Chisholm’s achievements came as a result of great mentorship from her maternal grandmother who was also her role model. Chisholm was born to a family of immigrant parents Charles and Ruby Seale St. Hill, a factory worker and a seamstress from Guyana and Barbados respectively. Her parents sent her to stay with her grandmother who taught her to be courageous if she wants to succeed in life (Brownmiller, 1970).
In her pursuit of political office, Chisholm faced two major challenges that include gender discrimination and lack of enough finances. Discrimination accompanied most of her political career but was rampant in her quest for the Democratic Party presidential nomination in 1972. For instance, Chisholm was blocked from taking part in televised debates and was only allowed to make a single speech after she took legal action. Secondly, unlike her male counterparts, Chisholm`s campaign was under-financed due to the lack of enough sponsors who believed in her quest. The leader may have succeeded to be elected in Congress but due to these predicaments, she never acquired a democratic nomination ticket for the presidency (Brownmiller, 1970).
The leader reflected Kouzes and Posner’s leadership challenge by first setting an example for her fellow women and African Americans. Chisholm also inspired a shared vision by believing that she could make a difference that symbolizes a new era in the American political system. In addition, she challenged the prevailing political process by seeking opportunities that could change the system. In her political campaigns, she also built a spirited team and fostered collaboration. Lastly, Chisholm celebrated the accomplishments of her team as she got elected in Congress and won primaries in various states. The achievements of Chisholm were largely due to her conformity to the above leadership practices.
In conclusion, the struggles for black Americans and particularly the place of women in the society is what influenced Chisholm to seek for elective office. As a result, Chisholm paved the way for both women of color and African Americans to always strive for the best and be part of the change that they desire.

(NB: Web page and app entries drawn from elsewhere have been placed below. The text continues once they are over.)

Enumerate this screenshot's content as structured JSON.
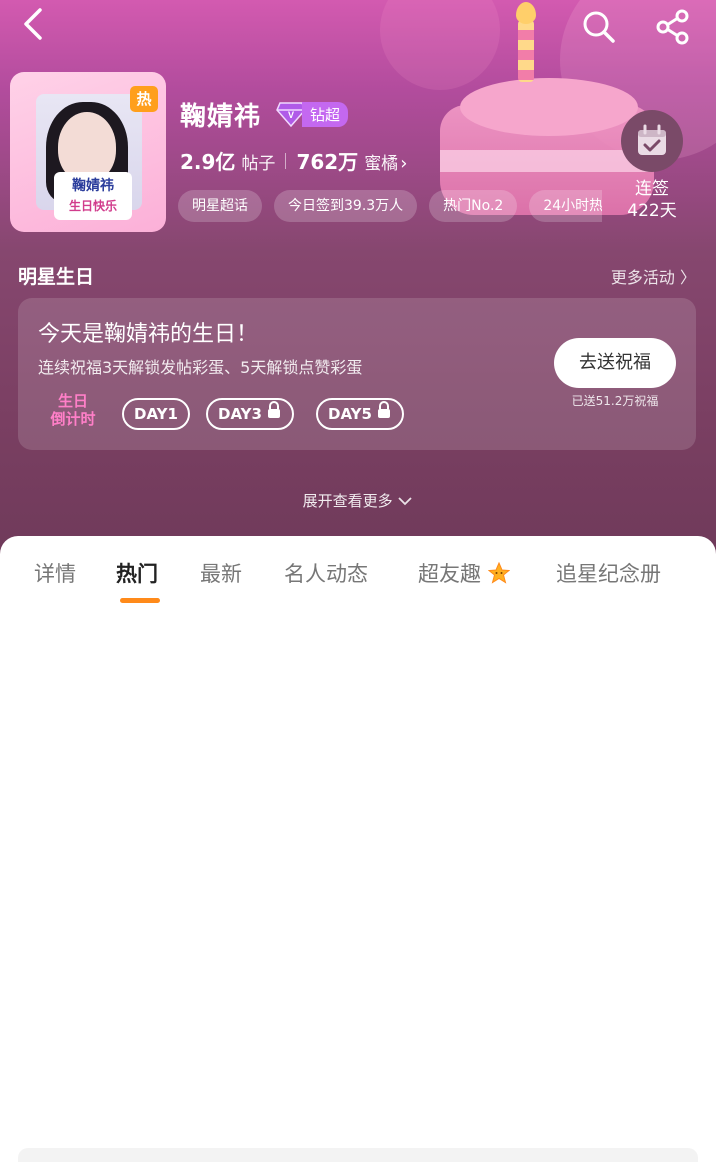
{
  "header": {
    "back_icon": "back-arrow-icon",
    "search_icon": "search-icon",
    "share_icon": "share-icon"
  },
  "profile": {
    "name": "鞠婧祎",
    "hot_badge": "热",
    "avatar_banner_line1": "鞠婧祎",
    "avatar_banner_line2": "生日快乐",
    "vip_label": "钻超",
    "posts_count": "2.9亿",
    "posts_unit": "帖子",
    "fans_count": "762万",
    "fans_unit": "蜜橘",
    "tags": [
      "明星超话",
      "今日签到39.3万人",
      "热门No.2",
      "24小时热"
    ]
  },
  "checkin": {
    "label": "连签",
    "days": "422天"
  },
  "birthday_section": {
    "title": "明星生日",
    "more_link": "更多活动 〉",
    "headline": "今天是鞠婧祎的生日！",
    "subtext": "连续祝福3天解锁发帖彩蛋、5天解锁点赞彩蛋",
    "bless_button": "去送祝福",
    "sent_text": "已送51.2万祝福",
    "countdown_line1": "生日",
    "countdown_line2": "倒计时",
    "days": [
      {
        "label": "DAY1",
        "locked": false
      },
      {
        "label": "DAY3",
        "locked": true
      },
      {
        "label": "DAY5",
        "locked": true
      }
    ]
  },
  "expand_text": "展开查看更多",
  "tabs": [
    "详情",
    "热门",
    "最新",
    "名人动态",
    "超友趣",
    "追星纪念册"
  ],
  "active_tab": "热门",
  "colors": {
    "accent": "#ff8a1a",
    "vip": "#c468f0",
    "hot": "#ff9f1c"
  }
}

Chisholm is also humble and expresses her humility by taking on tasks that benefit her constituents, who were mostly underprivileged minorities.
Brownmiller, S. (1970). Shirley Chisholm: A biography. New York, NY: Doubleday.